“Down on Hollywood Boulevard, after the glitz and glamour fades, we find a dingy street filled with trash and coated in grime. What was once a place for Movie Royalty is now the stomping grounds for endless tourists engaged in their plastic pursuits and the hordes of unhoused people with nowhere to sleep but on the street. In this setting we find a homeless man whose mind has long since left him. The blanket he has wrapped around him is not enough to stave off the cold and so, in a moment of “clarity”, he has found a solution. He will use his socks as fuel for a fire to keep warm.
“One of the things that has left a great impression on me in the last years of political turmoil, as well as the response to the Covid pandemic, is the utter insanity of it all. Even when confronted with evidence to the contrary, most people will double down on their beliefs even if they bring harm to themselves. This doubling down is a kind of lunacy. But I fear that what we are seeing is just the tip of the iceberg. That beneath the surface of blind patriotism, cries for freedom, and the snobbish moral pretension that is so prevalent in “Hollywood”, lurks something dark that is just beginning to bubble up at the surface.
I also thought about the Buddhist monks who would light themselves on fire to protest war and injustice. This scene is in someway the inverse of that. An individual, out of a crazed obsession and lacking any real understanding, immolating himself out of less than noble motives.”
Tickets for the opening are available here
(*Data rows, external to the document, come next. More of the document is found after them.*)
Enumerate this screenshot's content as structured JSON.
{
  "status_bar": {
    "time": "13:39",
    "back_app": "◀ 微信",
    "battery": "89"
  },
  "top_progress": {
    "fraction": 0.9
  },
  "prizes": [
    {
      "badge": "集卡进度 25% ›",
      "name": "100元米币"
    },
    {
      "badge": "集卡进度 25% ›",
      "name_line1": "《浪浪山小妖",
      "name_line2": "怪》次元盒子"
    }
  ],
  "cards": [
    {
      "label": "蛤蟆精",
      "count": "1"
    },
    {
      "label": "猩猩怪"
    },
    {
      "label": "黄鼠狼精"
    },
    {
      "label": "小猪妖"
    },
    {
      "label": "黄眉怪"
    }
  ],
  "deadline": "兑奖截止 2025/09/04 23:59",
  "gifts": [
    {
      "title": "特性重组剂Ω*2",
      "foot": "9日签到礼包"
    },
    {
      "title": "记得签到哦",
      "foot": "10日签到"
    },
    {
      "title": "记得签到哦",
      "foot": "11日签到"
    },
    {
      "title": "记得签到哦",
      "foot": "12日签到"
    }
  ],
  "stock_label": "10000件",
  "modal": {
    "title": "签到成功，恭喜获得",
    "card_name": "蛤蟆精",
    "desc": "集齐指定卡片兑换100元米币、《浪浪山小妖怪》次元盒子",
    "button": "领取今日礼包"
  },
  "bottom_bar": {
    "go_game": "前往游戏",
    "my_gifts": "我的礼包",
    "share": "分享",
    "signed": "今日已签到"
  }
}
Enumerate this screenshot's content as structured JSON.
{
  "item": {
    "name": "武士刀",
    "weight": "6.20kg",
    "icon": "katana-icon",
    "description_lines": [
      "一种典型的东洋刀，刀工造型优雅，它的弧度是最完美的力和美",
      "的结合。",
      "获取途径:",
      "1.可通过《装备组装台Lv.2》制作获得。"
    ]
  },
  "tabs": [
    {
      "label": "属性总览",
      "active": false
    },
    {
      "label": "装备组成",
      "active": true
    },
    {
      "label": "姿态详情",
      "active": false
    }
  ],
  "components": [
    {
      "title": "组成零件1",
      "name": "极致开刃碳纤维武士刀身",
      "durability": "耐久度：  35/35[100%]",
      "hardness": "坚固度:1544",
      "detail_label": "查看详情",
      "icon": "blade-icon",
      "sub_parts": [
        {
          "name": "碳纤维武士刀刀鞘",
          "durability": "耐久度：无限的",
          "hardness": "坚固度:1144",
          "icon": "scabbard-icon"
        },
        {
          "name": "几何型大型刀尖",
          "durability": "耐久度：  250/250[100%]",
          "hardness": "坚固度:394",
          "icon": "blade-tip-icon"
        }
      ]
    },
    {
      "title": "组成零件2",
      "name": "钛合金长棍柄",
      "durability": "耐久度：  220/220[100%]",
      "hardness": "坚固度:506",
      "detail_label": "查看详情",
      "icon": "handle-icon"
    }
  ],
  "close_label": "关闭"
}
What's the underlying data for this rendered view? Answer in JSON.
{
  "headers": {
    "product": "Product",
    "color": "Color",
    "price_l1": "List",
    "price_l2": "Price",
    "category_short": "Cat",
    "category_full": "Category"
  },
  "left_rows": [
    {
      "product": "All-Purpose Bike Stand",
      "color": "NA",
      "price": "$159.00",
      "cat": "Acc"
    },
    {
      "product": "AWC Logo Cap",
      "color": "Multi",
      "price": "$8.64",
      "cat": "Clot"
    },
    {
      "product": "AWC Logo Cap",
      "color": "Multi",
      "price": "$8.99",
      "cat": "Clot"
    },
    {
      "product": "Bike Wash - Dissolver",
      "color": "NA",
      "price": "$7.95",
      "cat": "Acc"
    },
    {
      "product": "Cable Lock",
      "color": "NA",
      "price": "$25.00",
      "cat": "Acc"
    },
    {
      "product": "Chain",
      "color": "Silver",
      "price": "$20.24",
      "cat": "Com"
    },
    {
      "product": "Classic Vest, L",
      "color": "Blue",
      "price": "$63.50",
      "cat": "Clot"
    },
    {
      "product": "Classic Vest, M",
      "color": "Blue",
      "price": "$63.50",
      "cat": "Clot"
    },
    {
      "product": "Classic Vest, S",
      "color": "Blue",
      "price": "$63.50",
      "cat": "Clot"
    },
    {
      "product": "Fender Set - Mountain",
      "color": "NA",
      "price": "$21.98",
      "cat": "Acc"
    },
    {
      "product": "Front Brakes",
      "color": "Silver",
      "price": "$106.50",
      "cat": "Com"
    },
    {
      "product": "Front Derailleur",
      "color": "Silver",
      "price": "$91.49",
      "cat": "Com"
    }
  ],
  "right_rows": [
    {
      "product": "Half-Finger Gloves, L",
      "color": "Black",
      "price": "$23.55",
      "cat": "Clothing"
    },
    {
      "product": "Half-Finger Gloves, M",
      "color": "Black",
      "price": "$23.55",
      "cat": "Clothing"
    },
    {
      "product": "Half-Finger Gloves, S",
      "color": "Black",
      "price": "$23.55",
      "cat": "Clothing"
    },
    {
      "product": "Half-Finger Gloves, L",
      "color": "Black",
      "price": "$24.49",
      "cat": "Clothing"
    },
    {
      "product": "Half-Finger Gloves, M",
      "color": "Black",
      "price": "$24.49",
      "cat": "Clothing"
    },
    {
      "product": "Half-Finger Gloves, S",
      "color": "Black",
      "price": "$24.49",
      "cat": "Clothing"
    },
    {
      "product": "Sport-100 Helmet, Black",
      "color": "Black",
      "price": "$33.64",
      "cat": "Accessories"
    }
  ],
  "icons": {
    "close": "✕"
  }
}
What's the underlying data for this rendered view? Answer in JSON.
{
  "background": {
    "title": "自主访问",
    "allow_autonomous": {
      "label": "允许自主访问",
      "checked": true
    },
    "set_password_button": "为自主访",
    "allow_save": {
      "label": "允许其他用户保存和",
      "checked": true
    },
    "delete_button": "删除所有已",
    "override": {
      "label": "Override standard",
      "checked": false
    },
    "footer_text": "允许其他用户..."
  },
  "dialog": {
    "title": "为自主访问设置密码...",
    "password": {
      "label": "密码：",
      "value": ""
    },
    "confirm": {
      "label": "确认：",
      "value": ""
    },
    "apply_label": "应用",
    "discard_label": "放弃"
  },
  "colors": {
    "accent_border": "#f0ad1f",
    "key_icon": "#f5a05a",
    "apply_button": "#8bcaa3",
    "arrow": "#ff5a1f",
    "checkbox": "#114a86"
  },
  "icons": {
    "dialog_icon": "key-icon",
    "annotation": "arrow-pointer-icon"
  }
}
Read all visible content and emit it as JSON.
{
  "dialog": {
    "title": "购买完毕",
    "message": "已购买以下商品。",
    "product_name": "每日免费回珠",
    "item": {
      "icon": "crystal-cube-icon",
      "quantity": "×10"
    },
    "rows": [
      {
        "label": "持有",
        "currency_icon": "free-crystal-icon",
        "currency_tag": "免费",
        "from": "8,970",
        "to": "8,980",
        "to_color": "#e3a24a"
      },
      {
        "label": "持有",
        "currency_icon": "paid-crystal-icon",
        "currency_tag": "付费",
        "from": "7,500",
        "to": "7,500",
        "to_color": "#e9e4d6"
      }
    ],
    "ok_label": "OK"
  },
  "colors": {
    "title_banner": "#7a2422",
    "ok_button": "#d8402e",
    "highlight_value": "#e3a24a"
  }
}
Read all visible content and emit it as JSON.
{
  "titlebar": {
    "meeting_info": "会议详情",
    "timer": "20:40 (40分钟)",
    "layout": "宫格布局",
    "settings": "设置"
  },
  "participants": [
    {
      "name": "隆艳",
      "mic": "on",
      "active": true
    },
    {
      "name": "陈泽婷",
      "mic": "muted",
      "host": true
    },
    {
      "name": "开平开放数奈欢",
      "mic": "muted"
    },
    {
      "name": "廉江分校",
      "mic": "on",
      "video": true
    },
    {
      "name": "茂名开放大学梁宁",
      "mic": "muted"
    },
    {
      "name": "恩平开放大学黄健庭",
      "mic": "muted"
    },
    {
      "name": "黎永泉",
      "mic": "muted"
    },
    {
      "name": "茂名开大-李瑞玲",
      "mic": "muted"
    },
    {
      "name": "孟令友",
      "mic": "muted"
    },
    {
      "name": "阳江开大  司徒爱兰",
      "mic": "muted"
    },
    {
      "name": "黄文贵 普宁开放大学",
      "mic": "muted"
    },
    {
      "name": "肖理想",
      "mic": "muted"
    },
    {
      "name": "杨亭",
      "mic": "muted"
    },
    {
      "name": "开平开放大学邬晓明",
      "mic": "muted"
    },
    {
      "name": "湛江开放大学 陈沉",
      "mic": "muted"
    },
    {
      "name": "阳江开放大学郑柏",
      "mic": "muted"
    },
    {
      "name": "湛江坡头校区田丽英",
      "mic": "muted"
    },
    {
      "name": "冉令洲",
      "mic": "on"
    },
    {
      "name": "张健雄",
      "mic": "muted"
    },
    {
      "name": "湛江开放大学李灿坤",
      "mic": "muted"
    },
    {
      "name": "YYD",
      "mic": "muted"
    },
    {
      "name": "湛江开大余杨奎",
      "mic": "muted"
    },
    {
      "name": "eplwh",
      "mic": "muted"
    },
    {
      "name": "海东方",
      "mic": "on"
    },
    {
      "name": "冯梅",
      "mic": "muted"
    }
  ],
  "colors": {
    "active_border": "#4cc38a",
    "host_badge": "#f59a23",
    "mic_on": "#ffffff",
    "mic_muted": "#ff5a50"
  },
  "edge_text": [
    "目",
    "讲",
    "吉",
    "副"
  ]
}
The exhibition catalogue can be viewed and purchased here
@miriam.molina.salces.art (Cover Art)
Thanks to @poetsartists for proposing the exhibition!